(WHAT THIS TASK INVOLVES): Leaving out all pictures, write down exactly the lines from the one containing "What data populates" through the last line of the material.

◇ ◇ ◇ ◇ ◇ ◇ ◇

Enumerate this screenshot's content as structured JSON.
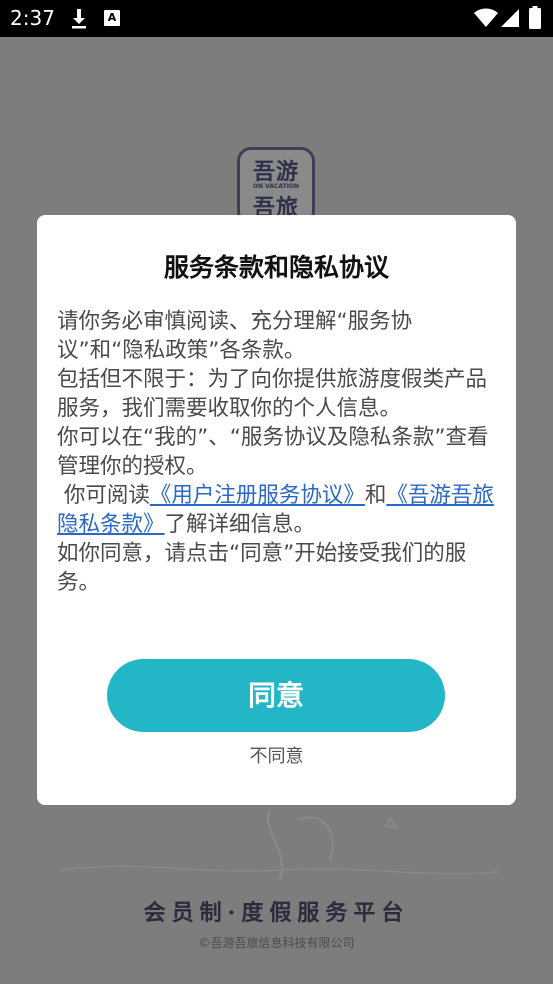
{
  "status_bar": {
    "time": "2:37",
    "icons": [
      "download-icon",
      "a-notification-icon",
      "wifi-icon",
      "signal-icon",
      "battery-icon"
    ]
  },
  "splash": {
    "logo_top": "吾游",
    "logo_sub": "ON VACATION",
    "logo_bottom": "吾旅",
    "slogan": "会员制·度假服务平台",
    "copyright": "©吾游吾旅信息科技有限公司"
  },
  "dialog": {
    "title": "服务条款和隐私协议",
    "paragraphs": {
      "p1": "请你务必审慎阅读、充分理解“服务协议”和“隐私政策”各条款。",
      "p2": "包括但不限于：为了向你提供旅游度假类产品服务，我们需要收取你的个人信息。",
      "p3": "你可以在“我的”、“服务协议及隐私条款”查看管理你的授权。",
      "p4_prefix": " 你可阅读",
      "p4_link1": "《用户注册服务协议》",
      "p4_mid": "和",
      "p4_link2": "《吾游吾旅隐私条款》",
      "p4_suffix": "了解详细信息。",
      "p5": "如你同意，请点击“同意”开始接受我们的服务。"
    },
    "agree_label": "同意",
    "disagree_label": "不同意"
  },
  "colors": {
    "accent": "#22b6c6",
    "link": "#2b67c6",
    "overlay": "#7d7d7d"
  }
}
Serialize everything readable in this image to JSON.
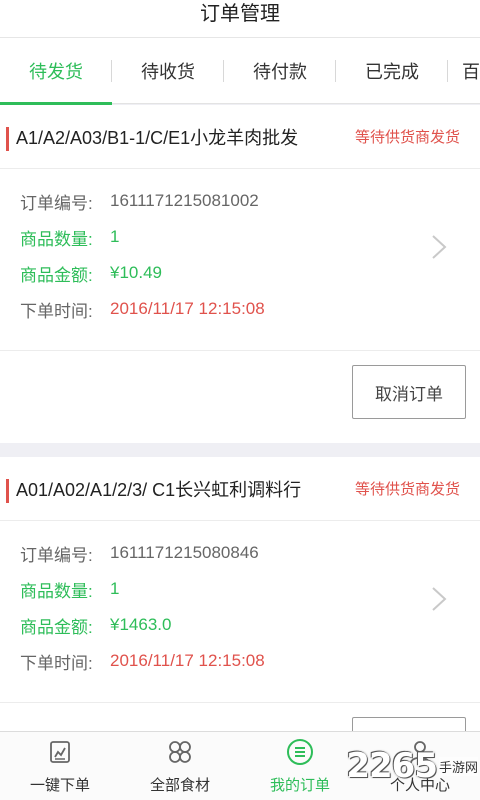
{
  "header": {
    "title": "订单管理"
  },
  "tabs": [
    {
      "label": "待发货",
      "active": true
    },
    {
      "label": "待收货",
      "active": false
    },
    {
      "label": "待付款",
      "active": false
    },
    {
      "label": "已完成",
      "active": false
    },
    {
      "label": "百",
      "active": false
    }
  ],
  "labels": {
    "order_no": "订单编号:",
    "quantity": "商品数量:",
    "amount": "商品金额:",
    "time": "下单时间:",
    "cancel": "取消订单"
  },
  "orders": [
    {
      "shop": "A1/A2/A03/B1-1/C/E1小龙羊肉批发",
      "status": "等待供货商发货",
      "order_no": "1611171215081002",
      "quantity": "1",
      "amount": "¥10.49",
      "time": "2016/11/17 12:15:08"
    },
    {
      "shop": "A01/A02/A1/2/3/ C1长兴虹利调料行",
      "status": "等待供货商发货",
      "order_no": "1611171215080846",
      "quantity": "1",
      "amount": "¥1463.0",
      "time": "2016/11/17 12:15:08"
    }
  ],
  "bottom_nav": [
    {
      "label": "一键下单",
      "icon": "quick-order-icon",
      "active": false
    },
    {
      "label": "全部食材",
      "icon": "grid-icon",
      "active": false
    },
    {
      "label": "我的订单",
      "icon": "list-icon",
      "active": true
    },
    {
      "label": "个人中心",
      "icon": "person-icon",
      "active": false
    }
  ],
  "watermark": {
    "number": "2265",
    "text": "手游网"
  },
  "colors": {
    "accent": "#2ebd59",
    "alert": "#e0524c"
  }
}
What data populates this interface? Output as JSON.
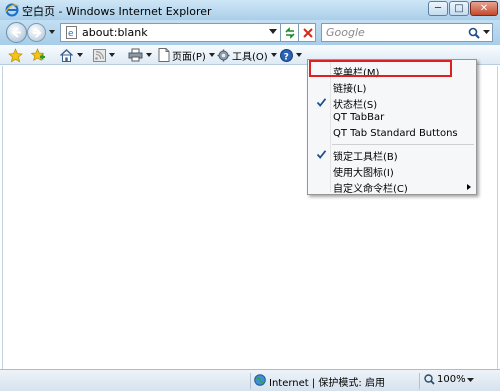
{
  "window": {
    "title": "空白页 - Windows Internet Explorer"
  },
  "title_controls": {
    "minimize": "─",
    "maximize": "□",
    "close": "✕"
  },
  "address_bar": {
    "url": "about:blank"
  },
  "search": {
    "placeholder": "Google"
  },
  "command_bar": {
    "page_label": "页面(P)",
    "tools_label": "工具(O)"
  },
  "context_menu": {
    "items": [
      {
        "label": "菜单栏(M)",
        "checked": false,
        "submenu": false
      },
      {
        "label": "链接(L)",
        "checked": false,
        "submenu": false
      },
      {
        "label": "状态栏(S)",
        "checked": true,
        "submenu": false
      },
      {
        "label": "QT TabBar",
        "checked": false,
        "submenu": false
      },
      {
        "label": "QT Tab Standard Buttons",
        "checked": false,
        "submenu": false
      },
      {
        "label": "锁定工具栏(B)",
        "checked": true,
        "submenu": false
      },
      {
        "label": "使用大图标(I)",
        "checked": false,
        "submenu": false
      },
      {
        "label": "自定义命令栏(C)",
        "checked": false,
        "submenu": true
      }
    ]
  },
  "status_bar": {
    "zone": "Internet | 保护模式: 启用",
    "zoom": "100%"
  },
  "colors": {
    "highlight_box": "#e02020",
    "title_bar": "#b9d8ee"
  }
}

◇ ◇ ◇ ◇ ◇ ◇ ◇

(TASK SOLUTION):
What data populates this interface? Output as JSON.
{
  "window": {
    "title": "空白页 - Windows Internet Explorer"
  },
  "title_controls": {
    "minimize": "─",
    "maximize": "□",
    "close": "✕"
  },
  "address_bar": {
    "url": "about:blank"
  },
  "search": {
    "placeholder": "Google"
  },
  "command_bar": {
    "page_label": "页面(P)",
    "tools_label": "工具(O)"
  },
  "context_menu": {
    "items": [
      {
        "label": "菜单栏(M)",
        "checked": false,
        "submenu": false
      },
      {
        "label": "链接(L)",
        "checked": false,
        "submenu": false
      },
      {
        "label": "状态栏(S)",
        "checked": true,
        "submenu": false
      },
      {
        "label": "QT TabBar",
        "checked": false,
        "submenu": false
      },
      {
        "label": "QT Tab Standard Buttons",
        "checked": false,
        "submenu": false
      },
      {
        "label": "锁定工具栏(B)",
        "checked": true,
        "submenu": false
      },
      {
        "label": "使用大图标(I)",
        "checked": false,
        "submenu": false
      },
      {
        "label": "自定义命令栏(C)",
        "checked": false,
        "submenu": true
      }
    ]
  },
  "status_bar": {
    "zone": "Internet | 保护模式: 启用",
    "zoom": "100%"
  },
  "colors": {
    "highlight_box": "#e02020",
    "title_bar": "#b9d8ee"
  }
}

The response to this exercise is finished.